## WHAT NEEDS TO BE DONE
Please write the following entries out once more, exactly.

## RECORDS
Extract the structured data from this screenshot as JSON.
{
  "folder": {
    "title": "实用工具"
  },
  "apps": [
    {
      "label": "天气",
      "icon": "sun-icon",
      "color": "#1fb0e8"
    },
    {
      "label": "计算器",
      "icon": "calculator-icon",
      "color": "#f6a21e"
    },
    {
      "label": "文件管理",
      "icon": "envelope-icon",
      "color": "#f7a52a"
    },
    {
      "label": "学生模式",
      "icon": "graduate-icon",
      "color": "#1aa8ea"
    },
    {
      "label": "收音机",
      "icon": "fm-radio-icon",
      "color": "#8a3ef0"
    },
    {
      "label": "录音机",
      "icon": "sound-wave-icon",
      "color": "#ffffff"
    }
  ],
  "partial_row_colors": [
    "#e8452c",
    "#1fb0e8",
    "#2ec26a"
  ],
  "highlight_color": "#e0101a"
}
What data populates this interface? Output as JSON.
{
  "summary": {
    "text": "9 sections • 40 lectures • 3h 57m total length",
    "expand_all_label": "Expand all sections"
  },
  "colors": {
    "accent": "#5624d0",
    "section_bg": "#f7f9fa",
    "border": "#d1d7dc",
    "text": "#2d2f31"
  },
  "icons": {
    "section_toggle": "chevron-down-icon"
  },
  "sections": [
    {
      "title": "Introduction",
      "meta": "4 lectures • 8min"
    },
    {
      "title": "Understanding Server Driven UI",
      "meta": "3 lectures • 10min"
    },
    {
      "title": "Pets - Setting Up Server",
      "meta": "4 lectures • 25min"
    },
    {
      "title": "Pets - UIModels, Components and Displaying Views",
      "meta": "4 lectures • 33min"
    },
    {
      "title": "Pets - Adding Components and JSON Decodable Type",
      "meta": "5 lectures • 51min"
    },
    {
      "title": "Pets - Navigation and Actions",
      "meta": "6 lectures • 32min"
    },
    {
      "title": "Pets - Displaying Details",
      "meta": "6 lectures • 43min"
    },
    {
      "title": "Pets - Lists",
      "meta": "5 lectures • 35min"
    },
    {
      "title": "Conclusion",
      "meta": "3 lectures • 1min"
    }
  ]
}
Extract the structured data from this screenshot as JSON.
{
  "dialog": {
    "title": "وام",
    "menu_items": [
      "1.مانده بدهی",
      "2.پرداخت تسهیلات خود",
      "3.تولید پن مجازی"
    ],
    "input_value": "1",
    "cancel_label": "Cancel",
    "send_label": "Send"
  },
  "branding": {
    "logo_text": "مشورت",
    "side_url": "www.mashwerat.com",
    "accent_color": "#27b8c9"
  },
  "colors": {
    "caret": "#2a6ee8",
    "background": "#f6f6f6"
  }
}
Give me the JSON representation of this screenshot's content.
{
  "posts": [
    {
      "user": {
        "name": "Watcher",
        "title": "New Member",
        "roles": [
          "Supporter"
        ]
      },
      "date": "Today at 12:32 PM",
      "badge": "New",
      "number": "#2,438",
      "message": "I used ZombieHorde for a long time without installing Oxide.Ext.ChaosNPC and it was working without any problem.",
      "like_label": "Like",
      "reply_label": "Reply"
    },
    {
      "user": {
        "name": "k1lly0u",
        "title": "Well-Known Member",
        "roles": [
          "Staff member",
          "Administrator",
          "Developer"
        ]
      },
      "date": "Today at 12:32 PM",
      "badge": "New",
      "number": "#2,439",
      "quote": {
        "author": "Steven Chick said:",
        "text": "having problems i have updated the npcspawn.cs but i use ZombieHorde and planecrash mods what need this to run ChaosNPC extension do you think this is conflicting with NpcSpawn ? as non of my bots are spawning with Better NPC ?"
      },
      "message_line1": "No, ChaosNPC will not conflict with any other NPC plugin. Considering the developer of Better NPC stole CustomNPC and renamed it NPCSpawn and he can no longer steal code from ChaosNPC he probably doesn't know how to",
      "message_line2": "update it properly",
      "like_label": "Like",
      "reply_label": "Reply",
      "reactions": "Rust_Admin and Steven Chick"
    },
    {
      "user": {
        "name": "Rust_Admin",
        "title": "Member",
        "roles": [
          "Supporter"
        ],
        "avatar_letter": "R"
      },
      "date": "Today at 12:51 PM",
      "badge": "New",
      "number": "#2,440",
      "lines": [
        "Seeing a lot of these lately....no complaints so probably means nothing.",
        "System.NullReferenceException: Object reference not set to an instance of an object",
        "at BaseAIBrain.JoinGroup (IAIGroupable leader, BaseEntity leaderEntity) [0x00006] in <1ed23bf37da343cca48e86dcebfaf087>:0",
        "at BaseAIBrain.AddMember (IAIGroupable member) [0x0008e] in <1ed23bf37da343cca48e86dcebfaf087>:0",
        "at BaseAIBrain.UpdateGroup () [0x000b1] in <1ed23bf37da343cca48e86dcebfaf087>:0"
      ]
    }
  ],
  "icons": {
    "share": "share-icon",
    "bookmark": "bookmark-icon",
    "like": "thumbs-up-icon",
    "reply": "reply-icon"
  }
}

## ANSWER AREA
Extract the structured data from this screenshot as JSON.
{
  "folder": {
    "title": "实用工具"
  },
  "apps": [
    {
      "label": "天气",
      "icon": "sun-icon",
      "color": "#1fb0e8"
    },
    {
      "label": "计算器",
      "icon": "calculator-icon",
      "color": "#f6a21e"
    },
    {
      "label": "文件管理",
      "icon": "envelope-icon",
      "color": "#f7a52a"
    },
    {
      "label": "学生模式",
      "icon": "graduate-icon",
      "color": "#1aa8ea"
    },
    {
      "label": "收音机",
      "icon": "fm-radio-icon",
      "color": "#8a3ef0"
    },
    {
      "label": "录音机",
      "icon": "sound-wave-icon",
      "color": "#ffffff"
    }
  ],
  "partial_row_colors": [
    "#e8452c",
    "#1fb0e8",
    "#2ec26a"
  ],
  "highlight_color": "#e0101a"
}
What data populates this interface? Output as JSON.
{
  "summary": {
    "text": "9 sections • 40 lectures • 3h 57m total length",
    "expand_all_label": "Expand all sections"
  },
  "colors": {
    "accent": "#5624d0",
    "section_bg": "#f7f9fa",
    "border": "#d1d7dc",
    "text": "#2d2f31"
  },
  "icons": {
    "section_toggle": "chevron-down-icon"
  },
  "sections": [
    {
      "title": "Introduction",
      "meta": "4 lectures • 8min"
    },
    {
      "title": "Understanding Server Driven UI",
      "meta": "3 lectures • 10min"
    },
    {
      "title": "Pets - Setting Up Server",
      "meta": "4 lectures • 25min"
    },
    {
      "title": "Pets - UIModels, Components and Displaying Views",
      "meta": "4 lectures • 33min"
    },
    {
      "title": "Pets - Adding Components and JSON Decodable Type",
      "meta": "5 lectures • 51min"
    },
    {
      "title": "Pets - Navigation and Actions",
      "meta": "6 lectures • 32min"
    },
    {
      "title": "Pets - Displaying Details",
      "meta": "6 lectures • 43min"
    },
    {
      "title": "Pets - Lists",
      "meta": "5 lectures • 35min"
    },
    {
      "title": "Conclusion",
      "meta": "3 lectures • 1min"
    }
  ]
}
Extract the structured data from this screenshot as JSON.
{
  "dialog": {
    "title": "وام",
    "menu_items": [
      "1.مانده بدهی",
      "2.پرداخت تسهیلات خود",
      "3.تولید پن مجازی"
    ],
    "input_value": "1",
    "cancel_label": "Cancel",
    "send_label": "Send"
  },
  "branding": {
    "logo_text": "مشورت",
    "side_url": "www.mashwerat.com",
    "accent_color": "#27b8c9"
  },
  "colors": {
    "caret": "#2a6ee8",
    "background": "#f6f6f6"
  }
}
Give me the JSON representation of this screenshot's content.
{
  "posts": [
    {
      "user": {
        "name": "Watcher",
        "title": "New Member",
        "roles": [
          "Supporter"
        ]
      },
      "date": "Today at 12:32 PM",
      "badge": "New",
      "number": "#2,438",
      "message": "I used ZombieHorde for a long time without installing Oxide.Ext.ChaosNPC and it was working without any problem.",
      "like_label": "Like",
      "reply_label": "Reply"
    },
    {
      "user": {
        "name": "k1lly0u",
        "title": "Well-Known Member",
        "roles": [
          "Staff member",
          "Administrator",
          "Developer"
        ]
      },
      "date": "Today at 12:32 PM",
      "badge": "New",
      "number": "#2,439",
      "quote": {
        "author": "Steven Chick said:",
        "text": "having problems i have updated the npcspawn.cs but i use ZombieHorde and planecrash mods what need this to run ChaosNPC extension do you think this is conflicting with NpcSpawn ? as non of my bots are spawning with Better NPC ?"
      },
      "message_line1": "No, ChaosNPC will not conflict with any other NPC plugin. Considering the developer of Better NPC stole CustomNPC and renamed it NPCSpawn and he can no longer steal code from ChaosNPC he probably doesn't know how to",
      "message_line2": "update it properly",
      "like_label": "Like",
      "reply_label": "Reply",
      "reactions": "Rust_Admin and Steven Chick"
    },
    {
      "user": {
        "name": "Rust_Admin",
        "title": "Member",
        "roles": [
          "Supporter"
        ],
        "avatar_letter": "R"
      },
      "date": "Today at 12:51 PM",
      "badge": "New",
      "number": "#2,440",
      "lines": [
        "Seeing a lot of these lately....no complaints so probably means nothing.",
        "System.NullReferenceException: Object reference not set to an instance of an object",
        "at BaseAIBrain.JoinGroup (IAIGroupable leader, BaseEntity leaderEntity) [0x00006] in <1ed23bf37da343cca48e86dcebfaf087>:0",
        "at BaseAIBrain.AddMember (IAIGroupable member) [0x0008e] in <1ed23bf37da343cca48e86dcebfaf087>:0",
        "at BaseAIBrain.UpdateGroup () [0x000b1] in <1ed23bf37da343cca48e86dcebfaf087>:0"
      ]
    }
  ],
  "icons": {
    "share": "share-icon",
    "bookmark": "bookmark-icon",
    "like": "thumbs-up-icon",
    "reply": "reply-icon"
  }
}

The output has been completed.